The website does not contain nor does it link to any statistics about olive growing or production.
“Right now we are still in the research stage in Florida,” Michael Garcia, president of the Florida Olive Council, told the Orlando Sentinel. “You can grow olives here, just not enough yet to be a big industry.”
Garcia did not respond to several requests for comment on this article but told the industry trade publication, My Farm Life, that the Florida Olive Council is experimenting both with traditional cultivation methods as well as super-intensive farming. He said that preliminary results are so far promising, but it will take more time to see which method will work best going forward.
“We can make olive oil,” Garcia said. “It’s just a question of understanding whether it’s going to be small farms with high-quality olives or large-density.”
Olive oil producers in south and central Florida usually produce about a few hundred gallons of oil each year, which is mostly sold directly to consumers. Garcia told the Palm Beach Post that the state’s producers would have to wait and see how quickly this modest total could grow into something larger.
“We have to see if it works,” he said. “We do not know year-over-year if you can get olives to bloom and set fruit in sufficient quantities to be able to make money on it. If you make olive oil, you can sell it, there’s no problem. The question is, can you make enough to make a profit at it?”
Keogh echoes this concern. He said that many farmers in Lake County have given up on farming and sold their land for development. An alternative that they did not necessarily like, but saw as most economically viable.
“The economic viability is, of course, another questions,” he said. “A lot of these orange grove owners have lost a lot of their groves to disease and are finding that maybe selling the land for housing or apartments is more economic for them.”
“But I tell you,” he added. “We can’t support a state full fo asphalt and concrete, we need to preserve some of these beautiful sugar sand hills that are out here.”
Richard Williams runs Florida Olive Systems, which provides cuttings for and advises numerous olive growers around the state, including Keogh.

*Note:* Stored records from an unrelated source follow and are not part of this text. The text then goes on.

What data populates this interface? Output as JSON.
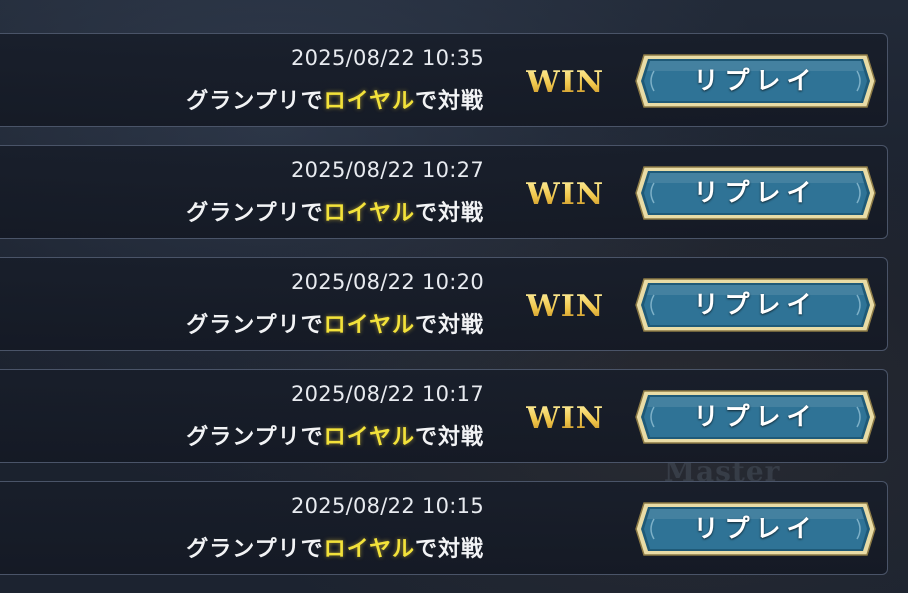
{
  "background": {
    "watermark": "Master"
  },
  "colors": {
    "win_gold": "#f4d35a",
    "highlight_yellow": "#f3e23a",
    "button_blue": "#2b6d8f",
    "button_border_gold": "#d9c27a"
  },
  "history": [
    {
      "datetime": "2025/08/22 10:35",
      "desc_prefix": "グランプリで",
      "desc_highlight": "ロイヤル",
      "desc_suffix": "で対戦",
      "result": "WIN",
      "replay_label": "リプレイ"
    },
    {
      "datetime": "2025/08/22 10:27",
      "desc_prefix": "グランプリで",
      "desc_highlight": "ロイヤル",
      "desc_suffix": "で対戦",
      "result": "WIN",
      "replay_label": "リプレイ"
    },
    {
      "datetime": "2025/08/22 10:20",
      "desc_prefix": "グランプリで",
      "desc_highlight": "ロイヤル",
      "desc_suffix": "で対戦",
      "result": "WIN",
      "replay_label": "リプレイ"
    },
    {
      "datetime": "2025/08/22 10:17",
      "desc_prefix": "グランプリで",
      "desc_highlight": "ロイヤル",
      "desc_suffix": "で対戦",
      "result": "WIN",
      "replay_label": "リプレイ"
    },
    {
      "datetime": "2025/08/22 10:15",
      "desc_prefix": "グランプリで",
      "desc_highlight": "ロイヤル",
      "desc_suffix": "で対戦",
      "result": "",
      "replay_label": "リプレイ"
    }
  ]
}
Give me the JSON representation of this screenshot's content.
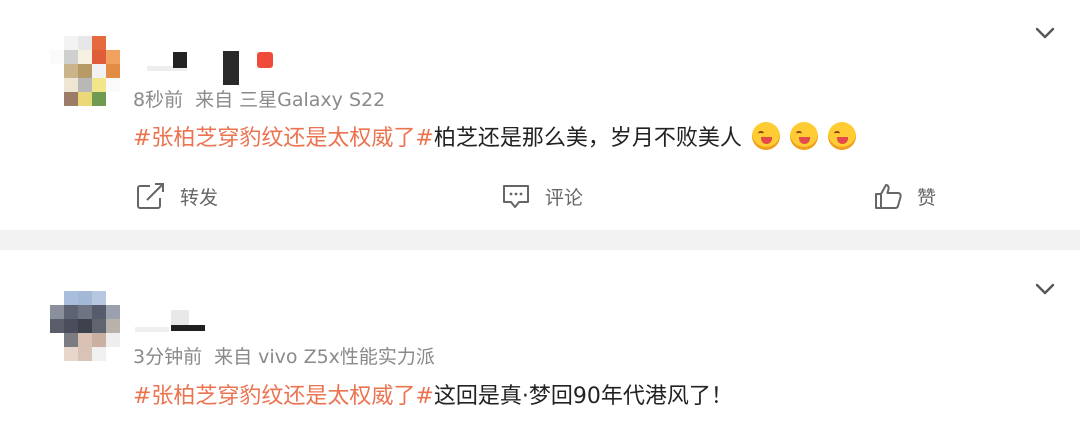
{
  "posts": [
    {
      "meta": {
        "time": "8秒前",
        "source": "来自 三星Galaxy S22"
      },
      "content": {
        "hashtag": "#张柏芝穿豹纹还是太权威了#",
        "text": "柏芝还是那么美，岁月不败美人"
      },
      "emojis": [
        "laughing-emoji",
        "laughing-emoji",
        "laughing-emoji"
      ],
      "actions": {
        "repost": "转发",
        "comment": "评论",
        "like": "赞"
      }
    },
    {
      "meta": {
        "time": "3分钟前",
        "source": "来自 vivo Z5x性能实力派"
      },
      "content": {
        "hashtag": "#张柏芝穿豹纹还是太权威了#",
        "text": "这回是真·梦回90年代港风了！"
      }
    }
  ],
  "colors": {
    "hashtag": "#eb7350",
    "meta": "#8a8a8a",
    "separator": "#f2f2f2"
  },
  "icons": [
    "chevron-down-icon",
    "repost-icon",
    "comment-icon",
    "like-icon"
  ]
}
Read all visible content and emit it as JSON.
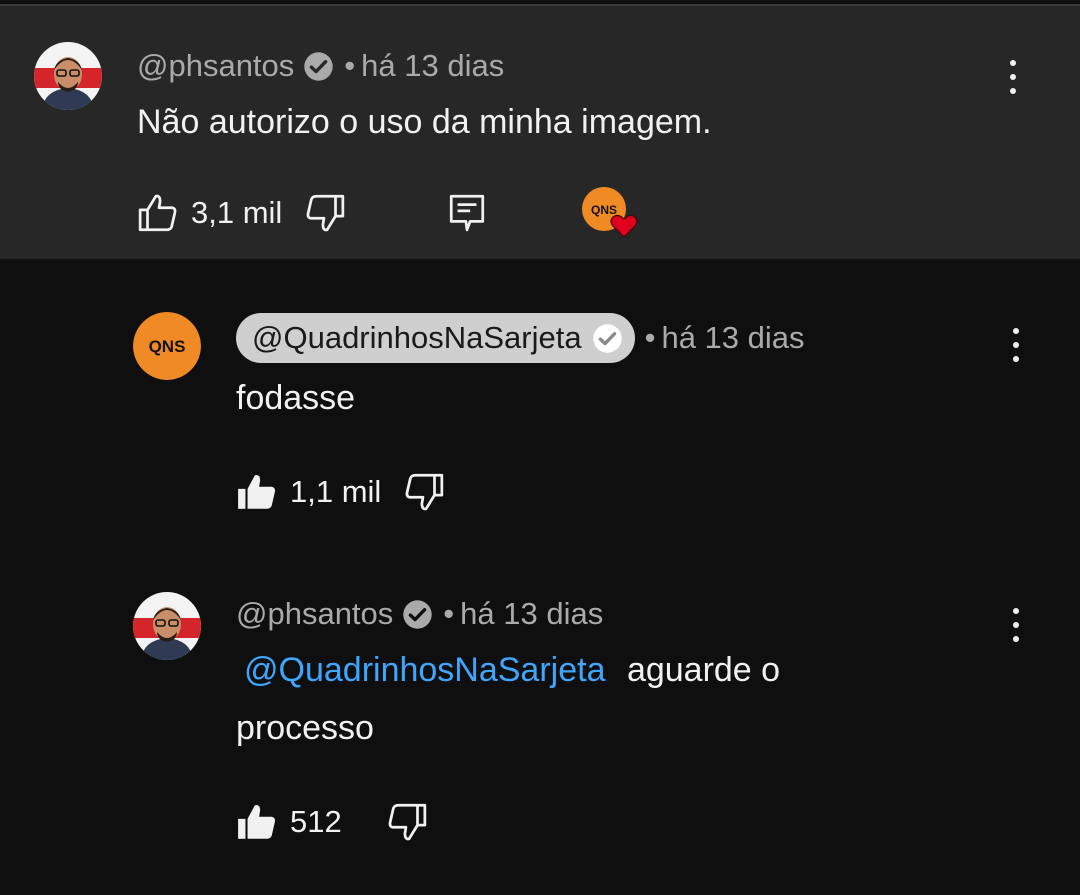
{
  "thread": {
    "comment": {
      "handle": "@phsantos",
      "time": "há 13 dias",
      "text": "Não autorizo o uso da minha imagem.",
      "likes": "3,1 mil",
      "creator_heart_badge": "QNS",
      "avatar_icon": "person-avatar-icon"
    },
    "replies": [
      {
        "handle": "@QuadrinhosNaSarjeta",
        "time": "há 13 dias",
        "text": "fodasse",
        "likes": "1,1 mil",
        "avatar_text": "QNS",
        "highlighted_handle": true
      },
      {
        "handle": "@phsantos",
        "time": "há 13 dias",
        "mention": "@QuadrinhosNaSarjeta",
        "text_line1": "aguarde o",
        "text_line2": "processo",
        "likes": "512"
      }
    ]
  },
  "separator": "•",
  "colors": {
    "background": "#0f0f0f",
    "highlight_background": "#272727",
    "mention": "#3ea6ff",
    "qns_orange": "#f08a24",
    "heart_red": "#e0001e"
  }
}
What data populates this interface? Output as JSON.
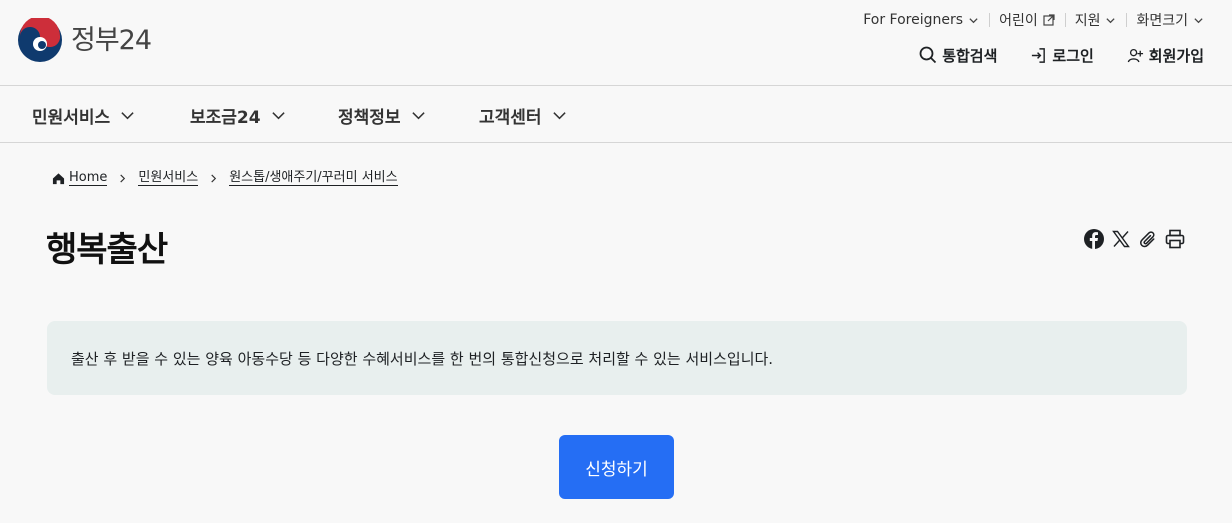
{
  "logo": {
    "text": "정부24",
    "colors": {
      "red": "#cd2e3a",
      "blue": "#0f3a6e"
    }
  },
  "utility_links": [
    {
      "label": "For Foreigners",
      "icon": "chevron-down-icon"
    },
    {
      "label": "어린이",
      "icon": "external-link-icon"
    },
    {
      "label": "지원",
      "icon": "chevron-down-icon"
    },
    {
      "label": "화면크기",
      "icon": "chevron-down-icon"
    }
  ],
  "header_actions": [
    {
      "label": "통합검색",
      "icon": "search-icon"
    },
    {
      "label": "로그인",
      "icon": "login-icon"
    },
    {
      "label": "회원가입",
      "icon": "user-add-icon"
    }
  ],
  "gnb": [
    {
      "label": "민원서비스"
    },
    {
      "label": "보조금24"
    },
    {
      "label": "정책정보"
    },
    {
      "label": "고객센터"
    }
  ],
  "breadcrumb": [
    "Home",
    "민원서비스",
    "원스톱/생애주기/꾸러미 서비스"
  ],
  "page": {
    "title": "행복출산",
    "description": "출산 후 받을 수 있는 양육 아동수당 등 다양한 수혜서비스를 한 번의 통합신청으로 처리할 수 있는 서비스입니다.",
    "apply_label": "신청하기"
  },
  "share_icons": [
    "facebook-icon",
    "x-icon",
    "link-icon",
    "print-icon"
  ],
  "colors": {
    "primary": "#256ef4",
    "info_bg": "#e8efee"
  }
}
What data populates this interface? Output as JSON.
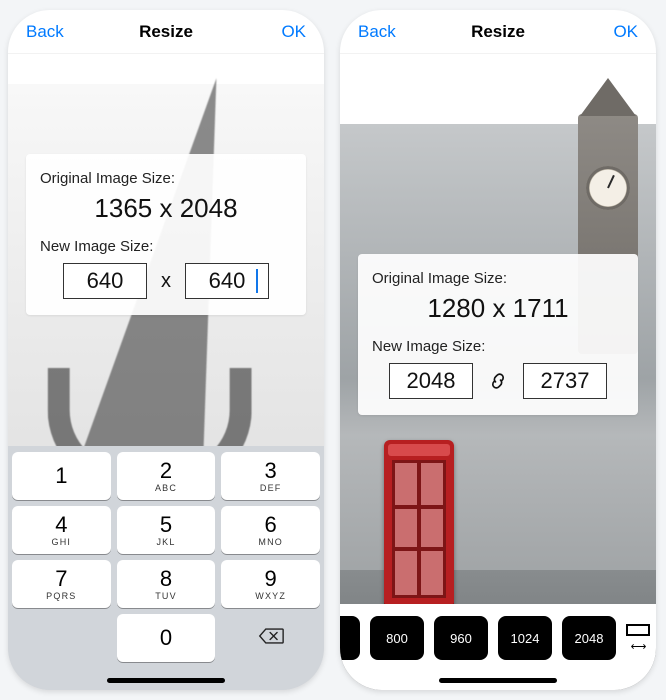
{
  "phoneA": {
    "nav": {
      "back": "Back",
      "title": "Resize",
      "ok": "OK"
    },
    "panel": {
      "original_label": "Original Image Size:",
      "original_value": "1365 x 2048",
      "new_label": "New Image Size:",
      "width": "640",
      "separator": "x",
      "height": "640"
    },
    "keypad": {
      "keys": [
        {
          "d": "1",
          "s": ""
        },
        {
          "d": "2",
          "s": "ABC"
        },
        {
          "d": "3",
          "s": "DEF"
        },
        {
          "d": "4",
          "s": "GHI"
        },
        {
          "d": "5",
          "s": "JKL"
        },
        {
          "d": "6",
          "s": "MNO"
        },
        {
          "d": "7",
          "s": "PQRS"
        },
        {
          "d": "8",
          "s": "TUV"
        },
        {
          "d": "9",
          "s": "WXYZ"
        }
      ],
      "zero": "0"
    }
  },
  "phoneB": {
    "nav": {
      "back": "Back",
      "title": "Resize",
      "ok": "OK"
    },
    "panel": {
      "original_label": "Original Image Size:",
      "original_value": "1280 x 1711",
      "new_label": "New Image Size:",
      "width": "2048",
      "height": "2737"
    },
    "presets": [
      "800",
      "960",
      "1024",
      "2048"
    ]
  }
}
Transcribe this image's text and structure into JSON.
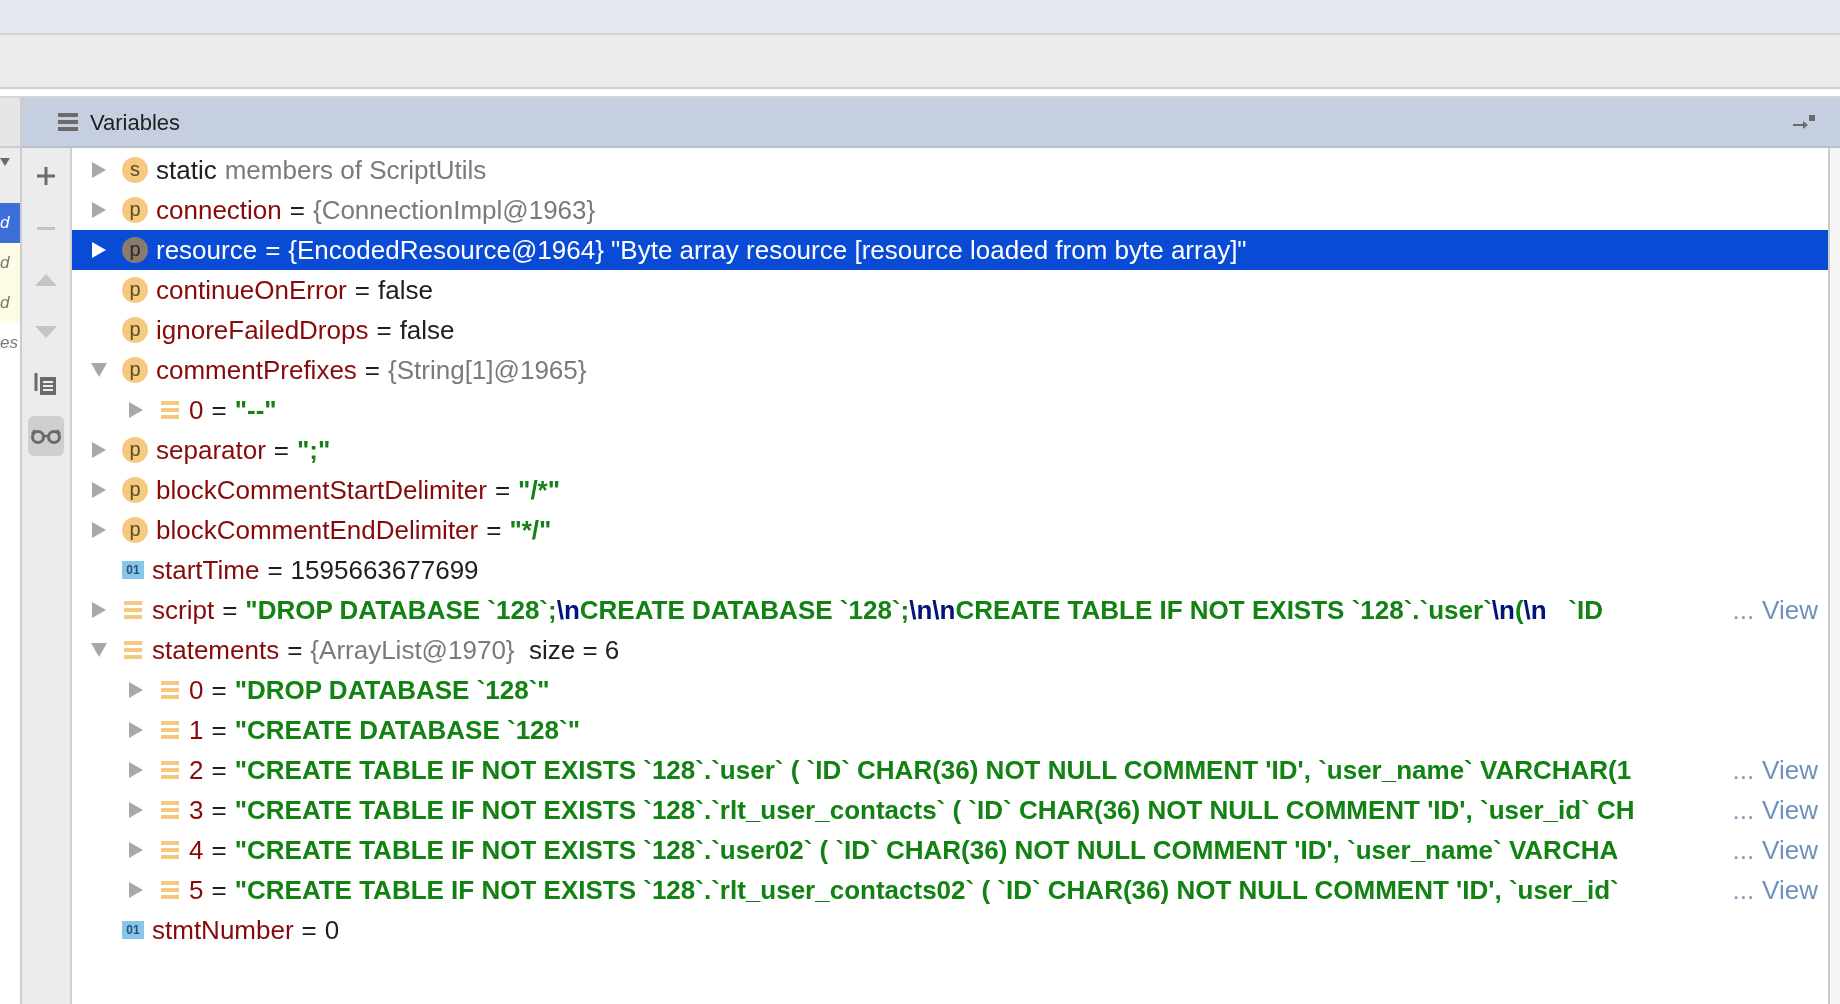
{
  "left_panel": {
    "items": [
      {
        "text": "d",
        "selected": true
      },
      {
        "text": "d",
        "selected": false,
        "highlight": true
      },
      {
        "text": "d",
        "selected": false,
        "highlight": true
      },
      {
        "text": "es",
        "selected": false
      }
    ]
  },
  "side_toolbar": [
    {
      "kind": "add",
      "disabled": false,
      "pressed": false
    },
    {
      "kind": "remove",
      "disabled": true,
      "pressed": false
    },
    {
      "kind": "up",
      "disabled": true,
      "pressed": false
    },
    {
      "kind": "down",
      "disabled": true,
      "pressed": false
    },
    {
      "kind": "copy",
      "disabled": false,
      "pressed": false
    },
    {
      "kind": "watch",
      "disabled": false,
      "pressed": true
    }
  ],
  "panel": {
    "title": "Variables"
  },
  "variables": [
    {
      "kind": "static",
      "badge": "s",
      "expandable": true,
      "expanded": false,
      "selected": false,
      "name": "static",
      "value": [
        {
          "kind": "object",
          "text": "members of ScriptUtils"
        }
      ]
    },
    {
      "kind": "field",
      "badge": "p",
      "expandable": true,
      "expanded": false,
      "selected": false,
      "name": "connection",
      "operator": "=",
      "value": [
        {
          "kind": "object",
          "text": "{ConnectionImpl@1963}"
        }
      ]
    },
    {
      "kind": "field",
      "badge": "p",
      "expandable": true,
      "expanded": false,
      "selected": true,
      "name": "resource",
      "operator": "=",
      "value": [
        {
          "kind": "object",
          "text": "{EncodedResource@1964}"
        },
        {
          "kind": "plain",
          "text": "\"Byte array resource [resource loaded from byte array]\""
        }
      ]
    },
    {
      "kind": "field",
      "badge": "p",
      "expandable": false,
      "selected": false,
      "name": "continueOnError",
      "operator": "=",
      "value": [
        {
          "kind": "plain",
          "text": "false"
        }
      ]
    },
    {
      "kind": "field",
      "badge": "p",
      "expandable": false,
      "selected": false,
      "name": "ignoreFailedDrops",
      "operator": "=",
      "value": [
        {
          "kind": "plain",
          "text": "false"
        }
      ]
    },
    {
      "kind": "field",
      "badge": "p",
      "expandable": true,
      "expanded": true,
      "selected": false,
      "name": "commentPrefixes",
      "operator": "=",
      "value": [
        {
          "kind": "object",
          "text": "{String[1]@1965}"
        }
      ],
      "children": [
        {
          "kind": "array",
          "expandable": true,
          "expanded": false,
          "selected": false,
          "name": "0",
          "operator": "=",
          "value": [
            {
              "kind": "string",
              "text": "\"--\""
            }
          ]
        }
      ]
    },
    {
      "kind": "field",
      "badge": "p",
      "expandable": true,
      "expanded": false,
      "selected": false,
      "name": "separator",
      "operator": "=",
      "value": [
        {
          "kind": "string",
          "text": "\";\""
        }
      ]
    },
    {
      "kind": "field",
      "badge": "p",
      "expandable": true,
      "expanded": false,
      "selected": false,
      "name": "blockCommentStartDelimiter",
      "operator": "=",
      "value": [
        {
          "kind": "string",
          "text": "\"/*\""
        }
      ]
    },
    {
      "kind": "field",
      "badge": "p",
      "expandable": true,
      "expanded": false,
      "selected": false,
      "name": "blockCommentEndDelimiter",
      "operator": "=",
      "value": [
        {
          "kind": "string",
          "text": "\"*/\""
        }
      ]
    },
    {
      "kind": "primitive",
      "badge": "01",
      "expandable": false,
      "selected": false,
      "name": "startTime",
      "operator": "=",
      "value": [
        {
          "kind": "plain",
          "text": "1595663677699"
        }
      ]
    },
    {
      "kind": "array",
      "expandable": true,
      "expanded": false,
      "selected": false,
      "name": "script",
      "operator": "=",
      "value": [
        {
          "kind": "string",
          "text": "\"DROP DATABASE `128`;"
        },
        {
          "kind": "escape",
          "text": "\\n"
        },
        {
          "kind": "string",
          "text": "CREATE DATABASE `128`;"
        },
        {
          "kind": "escape",
          "text": "\\n\\n"
        },
        {
          "kind": "string",
          "text": "CREATE TABLE IF NOT EXISTS `128`.`user`"
        },
        {
          "kind": "escape",
          "text": "\\n"
        },
        {
          "kind": "string",
          "text": "("
        },
        {
          "kind": "escape",
          "text": "\\n"
        },
        {
          "kind": "string",
          "text": "   `ID"
        }
      ],
      "ellipsis": "...",
      "link": "View"
    },
    {
      "kind": "array",
      "expandable": true,
      "expanded": true,
      "selected": false,
      "name": "statements",
      "operator": "=",
      "value": [
        {
          "kind": "object",
          "text": "{ArrayList@1970}"
        },
        {
          "kind": "plain",
          "text": " size = 6"
        }
      ],
      "children": [
        {
          "kind": "array",
          "expandable": true,
          "expanded": false,
          "selected": false,
          "name": "0",
          "operator": "=",
          "value": [
            {
              "kind": "string",
              "text": "\"DROP DATABASE `128`\""
            }
          ]
        },
        {
          "kind": "array",
          "expandable": true,
          "expanded": false,
          "selected": false,
          "name": "1",
          "operator": "=",
          "value": [
            {
              "kind": "string",
              "text": "\"CREATE DATABASE `128`\""
            }
          ]
        },
        {
          "kind": "array",
          "expandable": true,
          "expanded": false,
          "selected": false,
          "name": "2",
          "operator": "=",
          "value": [
            {
              "kind": "string",
              "text": "\"CREATE TABLE IF NOT EXISTS `128`.`user` ( `ID` CHAR(36) NOT NULL COMMENT 'ID', `user_name` VARCHAR(1"
            }
          ],
          "ellipsis": "...",
          "link": "View"
        },
        {
          "kind": "array",
          "expandable": true,
          "expanded": false,
          "selected": false,
          "name": "3",
          "operator": "=",
          "value": [
            {
              "kind": "string",
              "text": "\"CREATE TABLE IF NOT EXISTS `128`.`rlt_user_contacts` ( `ID` CHAR(36) NOT NULL COMMENT 'ID', `user_id` CH"
            }
          ],
          "ellipsis": "...",
          "link": "View"
        },
        {
          "kind": "array",
          "expandable": true,
          "expanded": false,
          "selected": false,
          "name": "4",
          "operator": "=",
          "value": [
            {
              "kind": "string",
              "text": "\"CREATE TABLE IF NOT EXISTS `128`.`user02` ( `ID` CHAR(36) NOT NULL COMMENT 'ID', `user_name` VARCHA"
            }
          ],
          "ellipsis": "...",
          "link": "View"
        },
        {
          "kind": "array",
          "expandable": true,
          "expanded": false,
          "selected": false,
          "name": "5",
          "operator": "=",
          "value": [
            {
              "kind": "string",
              "text": "\"CREATE TABLE IF NOT EXISTS `128`.`rlt_user_contacts02` ( `ID` CHAR(36) NOT NULL COMMENT 'ID', `user_id`"
            }
          ],
          "ellipsis": "...",
          "link": "View"
        }
      ]
    },
    {
      "kind": "primitive",
      "badge": "01",
      "expandable": false,
      "selected": false,
      "name": "stmtNumber",
      "operator": "=",
      "value": [
        {
          "kind": "plain",
          "text": "0"
        }
      ]
    }
  ]
}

Williams said that olive growers and trade groups should apply some of the innovation they use for growing olives into finding new products for which to use olives.
“Florida’s unique geographical growing conditions and its impact on the trees’ overall phenolic compound production is validating my initial hypothesis,” he told Olive Oil Times.
“That being, we may ultimately not be able to produce the necessary poundage of fruit per acre to be a viable commercial commodity extra virgin olive oil location, but from a potential medicinal aspect and what ultimately can be extracted from various parts of the tree, we might be a very strong growing location.”